WOODSTOCK – Owners of a business on the Woodstock Square raised concerns that the area has grown rowdy in recent months – particularly in the area of a faith-based youth center.
Don Frick and Lisa Hansen – who each have a hand in the family run square business The Backdrop – brought the issues to the City Council earlier this month. They said Revolution Youth Center, which moved into the square last June, brought with it sometimes foul-mouthed and disrespectful kids, discouraging customers from their business.
They also took issue with other “characters” on the square and, as much as anything, said their concerns had fallen on deaf ears for too long, according to the minutes from the June 3 City Council meeting.
“We just had some concerns about activities on the square and we wanted to make sure that everyone was aware of them,” Frick said last week.
City officials have since spoken with Revolution management and several other business owners. They’re working on setting a public meeting about the issues, which could come together in mid-July, Director of Community and Economic Development Cort Carlson said.
Woodstock Police Chief Robert Lowen said activity on the square tends to increase during the summer, but that 2014’s summer hasn’t brought more incidents than a year ago. But Revolution, he said, brings a different kind of challenge.
“The Revolution Youth Center brings a new dynamic to the Square as a gathering place for youth,” he said. “I think that’s what has the attention of some of the business owners.”
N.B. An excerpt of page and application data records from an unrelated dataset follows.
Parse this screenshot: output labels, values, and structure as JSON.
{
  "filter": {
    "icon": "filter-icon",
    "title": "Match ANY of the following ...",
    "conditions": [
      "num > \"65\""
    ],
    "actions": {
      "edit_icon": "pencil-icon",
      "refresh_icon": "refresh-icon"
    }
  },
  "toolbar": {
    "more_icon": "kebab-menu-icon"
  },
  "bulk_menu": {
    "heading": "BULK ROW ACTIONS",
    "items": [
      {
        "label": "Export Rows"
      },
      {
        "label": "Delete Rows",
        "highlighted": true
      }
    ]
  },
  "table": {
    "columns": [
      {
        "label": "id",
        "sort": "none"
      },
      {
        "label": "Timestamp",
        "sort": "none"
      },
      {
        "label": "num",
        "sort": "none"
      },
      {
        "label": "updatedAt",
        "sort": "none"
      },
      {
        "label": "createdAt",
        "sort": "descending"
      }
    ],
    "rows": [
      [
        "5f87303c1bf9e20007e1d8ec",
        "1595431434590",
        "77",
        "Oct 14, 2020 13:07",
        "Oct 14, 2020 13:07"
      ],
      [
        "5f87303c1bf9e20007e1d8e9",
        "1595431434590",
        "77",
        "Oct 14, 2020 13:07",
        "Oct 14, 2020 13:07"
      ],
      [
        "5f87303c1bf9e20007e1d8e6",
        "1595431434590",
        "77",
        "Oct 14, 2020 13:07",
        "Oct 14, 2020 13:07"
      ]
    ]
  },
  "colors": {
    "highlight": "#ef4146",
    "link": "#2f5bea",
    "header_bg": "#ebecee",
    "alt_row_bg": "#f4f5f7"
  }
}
The city has hired and is training an evening-hours community service officer to keep an eye on the square. That position had remained unfilled since it was vacated during the financial crunch, but officials had budgeted to make the hire this year even before concerns from business owners.
A planned change in hours by Revolution also is making an impact. The center is open from 6 p.m. to 9 p.m. during weekdays this summer – past when most businesses around them close, said Len DiCicco, of Revolution.
But the center would like to expand those hours when students head back to school, he added.
DiCicco said the center has made sure volunteers are outside when a group of youth takes to the sidewalks, and that Revolution is doing all it can to be sensitive to their neighbors’ concerns while continuing the center’s mission.
“We’ve provided a place to come and hang out – but it is a place of help, and a place of hope,” he said. “We’re trying to teach kids respect. Respect for each other, and for the community, and for the place.”
The center’s efforts have been well-recieved by Frick, who thanked Revolution for their understanding.
“I give credit to their organization for wanting to make it good for the community,” he said. “And it’s getting better.”